● Study material
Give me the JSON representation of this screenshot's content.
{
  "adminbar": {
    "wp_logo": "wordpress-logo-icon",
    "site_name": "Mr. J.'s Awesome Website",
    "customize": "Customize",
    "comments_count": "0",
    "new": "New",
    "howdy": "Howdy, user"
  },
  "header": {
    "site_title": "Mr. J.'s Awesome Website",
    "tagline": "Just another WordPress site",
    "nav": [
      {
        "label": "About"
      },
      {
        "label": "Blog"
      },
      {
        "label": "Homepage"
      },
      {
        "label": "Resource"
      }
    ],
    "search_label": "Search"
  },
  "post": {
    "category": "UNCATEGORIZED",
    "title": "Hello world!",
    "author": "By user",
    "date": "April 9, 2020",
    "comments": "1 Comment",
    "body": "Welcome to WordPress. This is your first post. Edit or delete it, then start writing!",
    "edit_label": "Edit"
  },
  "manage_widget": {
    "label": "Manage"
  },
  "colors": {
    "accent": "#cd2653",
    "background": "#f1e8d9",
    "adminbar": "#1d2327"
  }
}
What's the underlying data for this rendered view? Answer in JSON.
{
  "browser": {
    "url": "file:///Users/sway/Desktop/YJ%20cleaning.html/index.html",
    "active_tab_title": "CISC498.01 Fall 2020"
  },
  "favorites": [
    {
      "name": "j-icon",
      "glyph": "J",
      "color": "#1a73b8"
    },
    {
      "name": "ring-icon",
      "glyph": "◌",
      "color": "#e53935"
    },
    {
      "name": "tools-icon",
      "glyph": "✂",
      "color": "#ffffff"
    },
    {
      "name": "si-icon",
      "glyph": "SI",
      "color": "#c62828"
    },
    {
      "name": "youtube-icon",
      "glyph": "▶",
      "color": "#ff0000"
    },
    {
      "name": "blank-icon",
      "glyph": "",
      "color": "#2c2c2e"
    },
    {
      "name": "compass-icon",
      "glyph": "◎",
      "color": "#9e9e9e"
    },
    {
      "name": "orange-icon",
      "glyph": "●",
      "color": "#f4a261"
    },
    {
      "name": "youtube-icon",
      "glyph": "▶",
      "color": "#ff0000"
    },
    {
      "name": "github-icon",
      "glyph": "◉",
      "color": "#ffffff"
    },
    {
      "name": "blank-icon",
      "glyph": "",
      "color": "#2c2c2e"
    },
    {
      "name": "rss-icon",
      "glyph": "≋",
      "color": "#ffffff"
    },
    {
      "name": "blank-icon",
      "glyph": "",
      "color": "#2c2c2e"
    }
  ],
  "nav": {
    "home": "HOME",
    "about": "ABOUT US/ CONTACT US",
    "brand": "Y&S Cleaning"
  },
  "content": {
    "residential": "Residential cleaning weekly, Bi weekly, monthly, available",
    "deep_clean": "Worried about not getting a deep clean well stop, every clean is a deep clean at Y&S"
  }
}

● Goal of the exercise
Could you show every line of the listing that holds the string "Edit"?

● Answer
    "body": "Welcome to WordPress. This is your first post. Edit or delete it, then start writing!",
    "edit_label": "Edit"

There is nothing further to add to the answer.